Hello!

35 Comments

When it comes to teaching kids about money, New Zealand mum Nicole Adams doesn’t do it by halves. She drew up loan contracts for her son so they could pay back the cost of their PlayStations and televisions.

The mum-of-three explained that her boys, aged 12 and nine, both wanted to buy PlayStations at a cost of $425 each, as well as TVs, worth $65 each.

“After months of saving chores money, Christmas money and birthday money, both children’s bank accounts are at $350,” Nicole explained in a Instagram post.

She said that she and her partner were faced with two options – both of which would teach the boys different life lessons.

“The first one is that we simply explain to them that they don’t have enough, and to keep working hard saving until they have the correct amount. Or, we teach them about loans, loan repayments, credit ratings if paid on time without drama and the serious matter of added interest and even debt collection.”

They decided to choose the loan option – heading to Cash Converters to buy the devices and drawing up contracts for their sons to sign.

“At this stage the boys are in debt with the understanding that for the next x amount of weeks they will be doing their chores to pay off their loan repayments. We explained the further details about interests with loans but decided against including the interests in their contracts.”


View this post on Instagram

A post shared by CWKNZ (@cwknix)

She said the boys, 12-year-old Jordan and nine-year-old Tawera now have an urgency to pay off their loans.

“Just last night Tawera sold his computer to our daughter Russia for $160 in order of paying off his loan faster and Jordan is considering selling his old PlayStation for the same reason.

“I absolutely love this for them. I feel as though growing up I personally knew nothing about things like this and my credit rating reflected this at the age of 19.”

Nicole says it’s never to early to teach kids the value of money, and while some may not agree with her style of parenting, she and her partner are preparing their children for the real world.
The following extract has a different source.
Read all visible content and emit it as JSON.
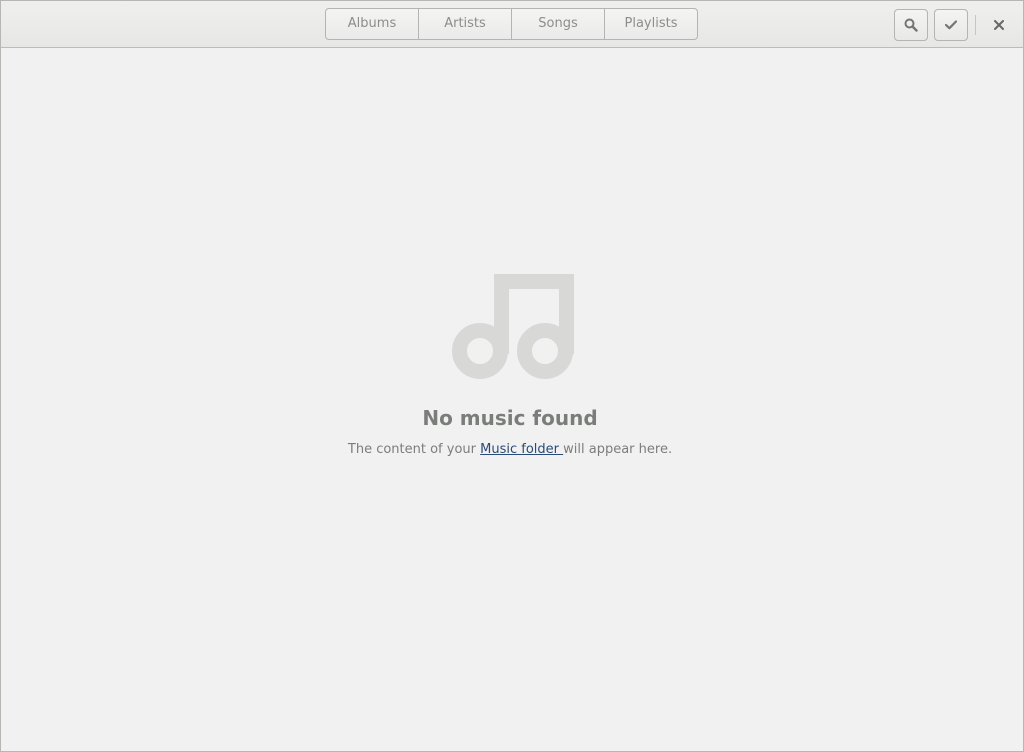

What do you think of a loan contract for kids? Let us know in the comments below.

We may get commissions for purchases made using links in this post. Learn more.
  • I can see some good in this whole situation

    Reply

  • I am torn regarding this one, the idea is great, yet maybe the child is too young to understand fully.

    Reply

  • This is a good idea. Hopefully the kids involved will develop a healthy work/finance ethic as a result.

    Reply

  • Great life lessons, however, I feel loans are for necessities such as reliable cars and houses. Wants like a gaming console should never be purchased on credit.

    Reply

  • I think this is a good idea and when my kids are older I might do something similiar. It’s good to teach them these things early and I’d like to think that they’ll take better care and appreciate their things more because they’ve had to work hard to get it.

    Reply

  • I think it’s a great way to teach children about finances.
    It also teaches them not to expect everything they want to be handed to them, that it requires hard work.

    Reply

  • My nine year old was asking about an arrangement like this… albeit for only about $10, so she can get something while it’s on sale. Great idea.

    Reply

  • I think this was a brilliant idea and it teaches them to look after what they buy. I think it means more to them when they have to pay for things in the future too

    Reply

  • They now know the values of financial stability and sticking to a budget and financial commitment.
    A good idea to teach the value of money.

    Reply

  • Wow really has gone into so much effort to teach children life lessons

    Reply

  • Interesting read

    Reply

  • It’s a good way to teach financial responsibility.

    Reply

  • Quite interesting and smart concept

    Reply

  • That’s so awesome! Give those parents a medal. I never would have even thought of that!

    Reply

  • That’s a pretty good idea for teaching kids about paying off things, but I’d prefer to teach them about saving so they’re not in debt.

    Reply

Post a comment
Like Facebook page

LIKE MoM on Facebook

Add a photo
Your MoM account


Lost your password?

Enter your email and a password below to post your comment and join MoM:

You May Like

Loading…

Looks like this may be blocked by your browser or content filtering.

↥ Back to top

Thanks For Your Star Rating!

Would you like to add a written rating or just a star rating?

Write A Rating Just A Star Rating
Join